Good morning! It’s a pleasure to be here together with our partners from the National Forest Foundation. On behalf of the entire Forest Service, I would like to thank the NFF for everything you’ve done to help make this event possible.
The Midewin National Tallgrass Prairie is a remarkable place. Right here before our eyes, a dream is being fulfilled—the vision of a restored tallgrass prairie. That vision was held by none other than Aldo Leopold.
Leopold spent the early part of his career working for the Forest Service, and he was intimately familiar with our mission. He knew that part of our work was to protect America’s wildland heritage. That’s why he was an early proponent of wilderness. Under his influence, the Forest Service set aside the nation’s first wilderness area in 1924, the Gila Wilderness in New Mexico.
But Leopold also dreamed of restoring native prairie here in the Midwest. As you know, almost all of our native tallgrass prairie was long ago converted into agricultural land. In 1931, Leopold recommended, and I quote, “the purchase and reversion to original conditions of a ‘Virgin Prairie Park.’”
And that is exactly what is happening here at Midewin. Our goal is to recover a part of America’s outdoor heritage by giving our citizens an opportunity to see what a native tallgrass prairie covering thousands of acres might have looked like to the American Indians who originally lived and hunted here.
And that is why we are introducing an experimental herd of bison. The American bison is what’s known as a keystone species due to the way it moves and grazes, which is different from nonnative cattle. The impacts of bison herds were great enough to shape the prairie ecosystem, creating certain kinds of plant and animal communities. We want to make bison a central part of prairie restoration here at Midewin.

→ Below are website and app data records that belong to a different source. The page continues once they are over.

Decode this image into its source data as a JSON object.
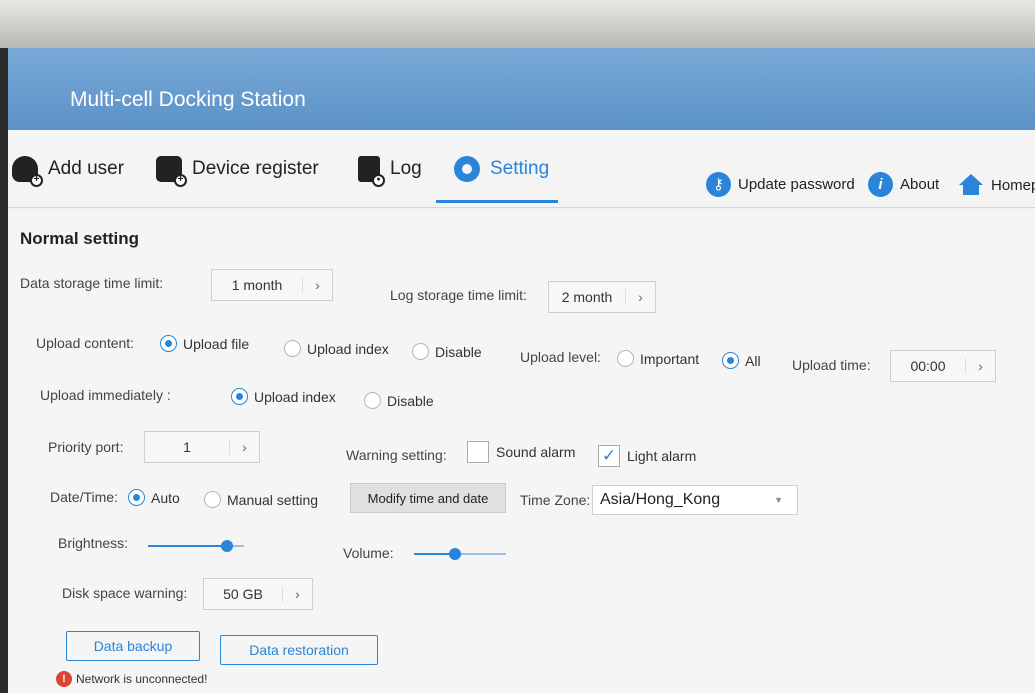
{
  "app": {
    "title": "Multi-cell Docking Station"
  },
  "nav": {
    "items": [
      {
        "label": "Add user",
        "icon": "add-user-icon"
      },
      {
        "label": "Device register",
        "icon": "device-register-icon"
      },
      {
        "label": "Log",
        "icon": "log-icon"
      },
      {
        "label": "Setting",
        "icon": "gear-icon"
      }
    ],
    "active": "Setting",
    "right": [
      {
        "label": "Update password",
        "icon": "key-icon",
        "glyph": "⚷"
      },
      {
        "label": "About",
        "icon": "info-icon",
        "glyph": "i"
      },
      {
        "label": "Homep",
        "icon": "home-icon"
      }
    ]
  },
  "settings": {
    "section_title": "Normal setting",
    "data_storage": {
      "label": "Data storage time limit:",
      "value": "1 month"
    },
    "log_storage": {
      "label": "Log storage time limit:",
      "value": "2 month"
    },
    "upload_content": {
      "label": "Upload content:",
      "options": [
        "Upload file",
        "Upload index",
        "Disable"
      ],
      "selected": "Upload file"
    },
    "upload_level": {
      "label": "Upload level:",
      "options": [
        "Important",
        "All"
      ],
      "selected": "All"
    },
    "upload_time": {
      "label": "Upload time:",
      "value": "00:00"
    },
    "upload_immediately": {
      "label": "Upload immediately :",
      "options": [
        "Upload index",
        "Disable"
      ],
      "selected": "Upload index"
    },
    "priority_port": {
      "label": "Priority port:",
      "value": "1"
    },
    "warning": {
      "label": "Warning setting:",
      "sound_alarm": {
        "label": "Sound alarm",
        "checked": false
      },
      "light_alarm": {
        "label": "Light alarm",
        "checked": true
      }
    },
    "date_time": {
      "label": "Date/Time:",
      "options": [
        "Auto",
        "Manual setting"
      ],
      "selected": "Auto",
      "modify_button": "Modify time and date"
    },
    "time_zone": {
      "label": "Time Zone:",
      "value": "Asia/Hong_Kong"
    },
    "brightness": {
      "label": "Brightness:",
      "level": 0.82
    },
    "volume": {
      "label": "Volume:",
      "level": 0.45
    },
    "disk_warning": {
      "label": "Disk space warning:",
      "value": "50 GB"
    },
    "buttons": {
      "backup": "Data backup",
      "restore": "Data restoration"
    }
  },
  "status": {
    "text": "Network is unconnected!"
  },
  "colors": {
    "accent": "#2a84d8",
    "header": "#5b92c8"
  }
}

But there’s also another reason to introduce bison here at Midewin. Our job at the Forest Service is to serve the American people by giving them opportunities to learn about their outdoor heritage and reconnect with the land. We serve not only rural communities but also great urban centers like Portland, Denver—and, yes, Chicago. The restored prairie here at Midewin will let us connect to urban residents in the Chicago area by giving them an opportunity to come and see bison in their native habitat.
And that brings me back to Aldo Leopold’s vision for the land. In an old abandoned graveyard in Wisconsin, Leopold discovered prairie plants, including the cutleaf silphium, a yellow flower that grows on stalks as tall as your head. That set him to wondering, and I quote, “what a thousand acres of silphiums looked like when they tickled the bellies of the buffalo.” But that, he said sadly, was “a question never again to be answered, and perhaps not even asked.”
In this one thing, Leopold might have been wrong. Here at Midewin, we are gradually restoring more than 20,000 acres of prairie. Thanks to the National Forest Foundation and others, with their vision for the future, Americans might one day again see a thousand acres of silphiums and other native prairie flowers waving in the sun—and “tickling the bellies of the buffalo.”
And that will be a truly unforgettable experience.